• [TASK PROMPT] Across the data, every line with the word "해결하기" counts once; state the total alone.

• [Component data from apps and pages]
--- START ---

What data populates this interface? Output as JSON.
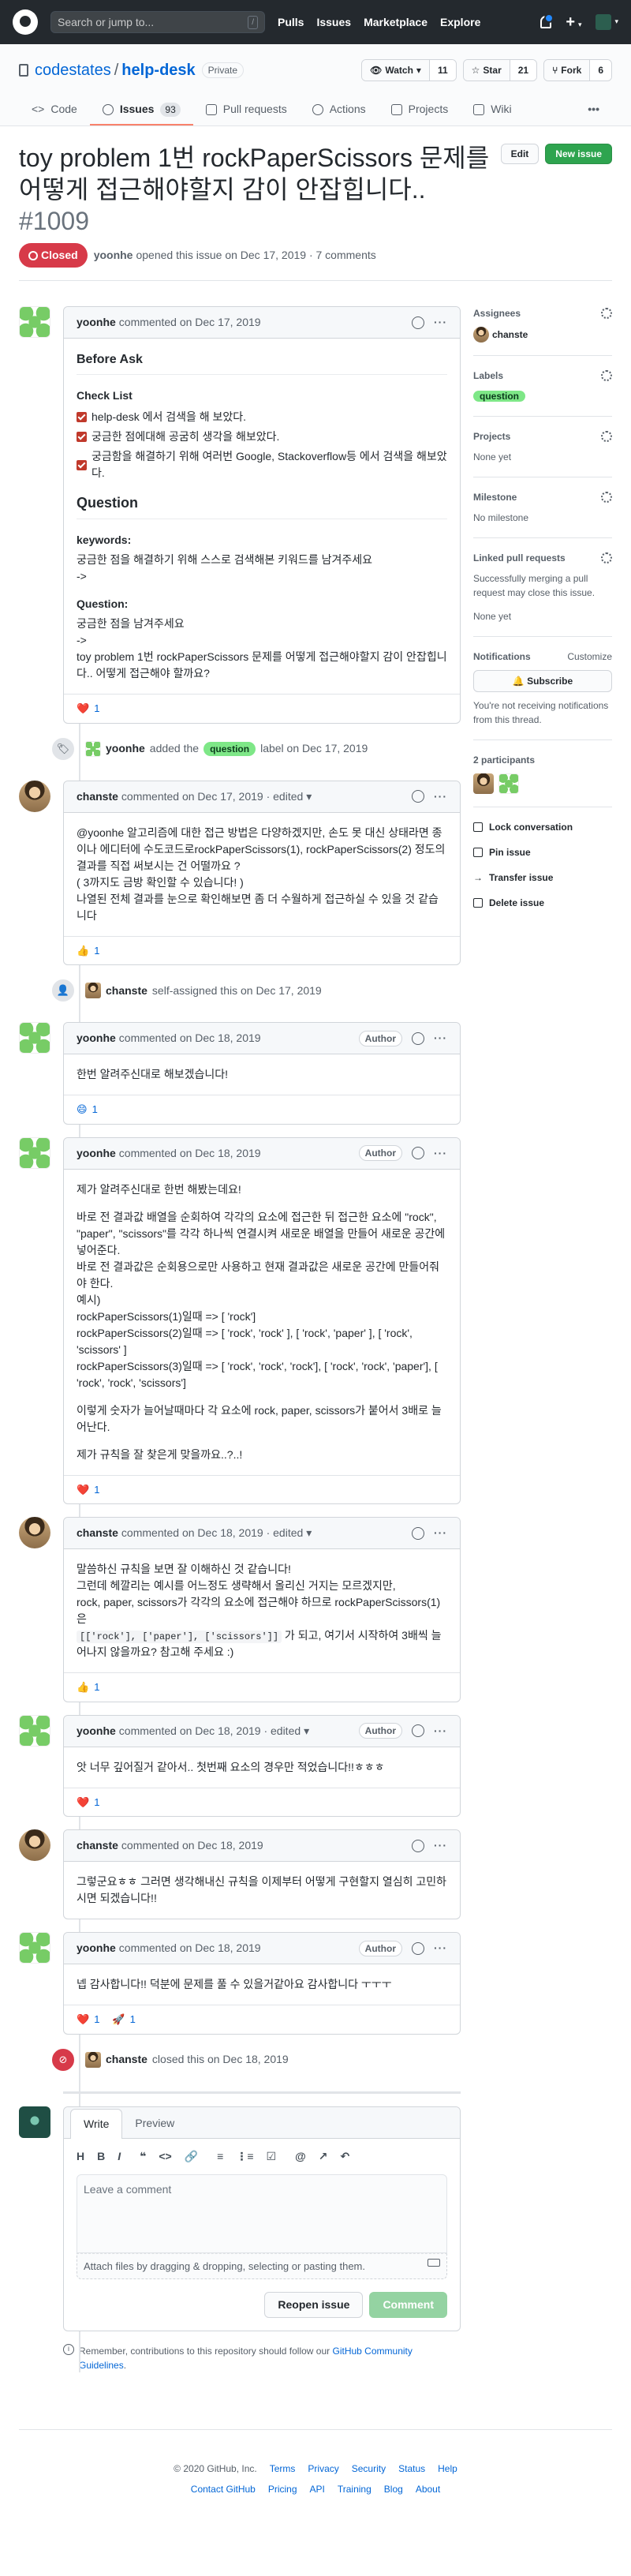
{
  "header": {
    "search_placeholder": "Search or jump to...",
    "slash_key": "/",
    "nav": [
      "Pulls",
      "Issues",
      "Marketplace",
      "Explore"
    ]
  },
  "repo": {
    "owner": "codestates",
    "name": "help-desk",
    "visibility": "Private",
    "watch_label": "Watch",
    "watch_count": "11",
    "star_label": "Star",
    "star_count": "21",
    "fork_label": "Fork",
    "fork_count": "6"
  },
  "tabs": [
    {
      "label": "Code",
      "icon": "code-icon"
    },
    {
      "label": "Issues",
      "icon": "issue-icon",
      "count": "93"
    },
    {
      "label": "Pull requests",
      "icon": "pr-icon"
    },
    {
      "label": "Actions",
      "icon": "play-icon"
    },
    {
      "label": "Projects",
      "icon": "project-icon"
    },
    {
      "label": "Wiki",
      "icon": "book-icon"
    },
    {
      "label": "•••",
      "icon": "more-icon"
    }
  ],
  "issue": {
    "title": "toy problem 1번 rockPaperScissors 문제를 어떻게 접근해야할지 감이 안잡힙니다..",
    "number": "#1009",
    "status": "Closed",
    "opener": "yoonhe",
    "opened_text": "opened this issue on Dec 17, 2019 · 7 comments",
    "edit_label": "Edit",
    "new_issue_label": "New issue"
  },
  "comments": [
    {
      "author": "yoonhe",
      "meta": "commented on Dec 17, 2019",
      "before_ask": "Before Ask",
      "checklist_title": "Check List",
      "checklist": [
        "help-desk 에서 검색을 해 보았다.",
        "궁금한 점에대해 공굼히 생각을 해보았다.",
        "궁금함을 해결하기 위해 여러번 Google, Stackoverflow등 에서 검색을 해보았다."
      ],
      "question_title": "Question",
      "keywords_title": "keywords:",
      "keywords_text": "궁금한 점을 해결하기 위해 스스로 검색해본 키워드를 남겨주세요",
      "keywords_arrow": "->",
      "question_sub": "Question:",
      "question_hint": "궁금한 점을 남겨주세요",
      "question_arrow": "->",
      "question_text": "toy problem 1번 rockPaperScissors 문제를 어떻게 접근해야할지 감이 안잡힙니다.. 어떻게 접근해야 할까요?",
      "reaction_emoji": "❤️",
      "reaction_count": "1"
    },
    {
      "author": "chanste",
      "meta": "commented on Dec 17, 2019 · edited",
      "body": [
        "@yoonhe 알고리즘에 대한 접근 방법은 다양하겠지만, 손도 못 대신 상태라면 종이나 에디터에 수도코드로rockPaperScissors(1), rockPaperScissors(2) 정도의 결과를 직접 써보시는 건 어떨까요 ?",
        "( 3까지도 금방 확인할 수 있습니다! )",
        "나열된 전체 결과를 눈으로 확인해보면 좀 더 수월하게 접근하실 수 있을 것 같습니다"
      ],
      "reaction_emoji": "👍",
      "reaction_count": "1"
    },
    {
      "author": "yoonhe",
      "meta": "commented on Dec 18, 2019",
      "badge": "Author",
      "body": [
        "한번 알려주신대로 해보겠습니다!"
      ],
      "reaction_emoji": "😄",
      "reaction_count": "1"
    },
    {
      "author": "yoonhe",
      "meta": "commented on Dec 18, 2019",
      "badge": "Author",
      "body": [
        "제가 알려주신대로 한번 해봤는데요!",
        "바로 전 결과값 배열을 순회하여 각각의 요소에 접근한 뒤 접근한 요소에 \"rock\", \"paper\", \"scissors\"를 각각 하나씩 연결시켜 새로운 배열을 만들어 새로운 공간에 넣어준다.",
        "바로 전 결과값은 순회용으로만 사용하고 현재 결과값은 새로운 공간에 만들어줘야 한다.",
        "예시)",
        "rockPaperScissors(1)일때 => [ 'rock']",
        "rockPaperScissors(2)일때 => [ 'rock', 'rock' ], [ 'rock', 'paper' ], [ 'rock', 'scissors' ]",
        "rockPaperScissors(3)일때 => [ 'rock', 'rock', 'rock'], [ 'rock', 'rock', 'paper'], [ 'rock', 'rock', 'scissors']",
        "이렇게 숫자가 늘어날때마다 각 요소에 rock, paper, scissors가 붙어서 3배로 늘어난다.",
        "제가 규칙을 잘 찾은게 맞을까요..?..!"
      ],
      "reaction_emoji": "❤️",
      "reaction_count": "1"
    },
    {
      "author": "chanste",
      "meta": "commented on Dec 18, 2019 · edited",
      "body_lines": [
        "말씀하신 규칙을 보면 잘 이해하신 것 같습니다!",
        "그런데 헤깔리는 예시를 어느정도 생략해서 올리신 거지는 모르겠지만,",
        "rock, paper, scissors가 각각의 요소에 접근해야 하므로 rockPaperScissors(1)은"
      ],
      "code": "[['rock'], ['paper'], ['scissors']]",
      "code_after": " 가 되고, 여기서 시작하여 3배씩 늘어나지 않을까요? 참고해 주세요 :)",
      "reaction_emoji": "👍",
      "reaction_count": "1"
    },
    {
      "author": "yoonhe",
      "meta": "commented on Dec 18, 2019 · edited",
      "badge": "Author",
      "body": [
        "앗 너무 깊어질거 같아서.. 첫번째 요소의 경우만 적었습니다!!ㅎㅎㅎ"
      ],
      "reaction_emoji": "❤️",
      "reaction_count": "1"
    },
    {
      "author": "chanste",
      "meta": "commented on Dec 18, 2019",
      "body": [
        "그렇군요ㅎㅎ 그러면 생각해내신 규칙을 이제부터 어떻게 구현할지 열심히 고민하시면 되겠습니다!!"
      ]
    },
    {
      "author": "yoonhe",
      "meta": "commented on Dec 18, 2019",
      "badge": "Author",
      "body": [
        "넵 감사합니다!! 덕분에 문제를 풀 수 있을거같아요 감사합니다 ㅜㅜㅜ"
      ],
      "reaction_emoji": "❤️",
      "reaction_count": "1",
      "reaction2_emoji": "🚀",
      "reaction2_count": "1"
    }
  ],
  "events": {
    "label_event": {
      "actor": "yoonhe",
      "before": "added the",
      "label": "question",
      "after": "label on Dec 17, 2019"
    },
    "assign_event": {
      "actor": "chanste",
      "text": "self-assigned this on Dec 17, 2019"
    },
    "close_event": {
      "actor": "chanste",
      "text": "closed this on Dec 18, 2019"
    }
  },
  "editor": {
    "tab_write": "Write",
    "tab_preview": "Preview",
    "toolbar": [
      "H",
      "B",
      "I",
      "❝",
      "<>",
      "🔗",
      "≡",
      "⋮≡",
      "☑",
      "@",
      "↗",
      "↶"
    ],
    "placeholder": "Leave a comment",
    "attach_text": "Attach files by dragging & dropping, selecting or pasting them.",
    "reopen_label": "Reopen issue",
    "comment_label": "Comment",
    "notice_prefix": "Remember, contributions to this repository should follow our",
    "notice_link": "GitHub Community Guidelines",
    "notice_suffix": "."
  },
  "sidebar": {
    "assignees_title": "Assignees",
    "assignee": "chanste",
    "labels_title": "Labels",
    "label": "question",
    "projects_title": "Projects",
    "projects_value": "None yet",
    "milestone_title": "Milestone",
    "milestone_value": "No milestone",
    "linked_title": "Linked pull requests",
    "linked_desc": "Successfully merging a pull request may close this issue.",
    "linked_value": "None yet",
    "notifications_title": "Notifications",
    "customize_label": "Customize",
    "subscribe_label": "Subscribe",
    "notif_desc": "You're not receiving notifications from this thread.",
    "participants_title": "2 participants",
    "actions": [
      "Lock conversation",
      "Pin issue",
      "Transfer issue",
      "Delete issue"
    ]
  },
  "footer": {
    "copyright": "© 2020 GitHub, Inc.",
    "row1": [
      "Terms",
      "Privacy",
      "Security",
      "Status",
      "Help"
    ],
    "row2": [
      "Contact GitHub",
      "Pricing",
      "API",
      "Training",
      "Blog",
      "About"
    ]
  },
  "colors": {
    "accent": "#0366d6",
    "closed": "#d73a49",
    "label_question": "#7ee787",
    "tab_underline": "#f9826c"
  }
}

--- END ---

• [OUTPUT FOR THIS TASK] 2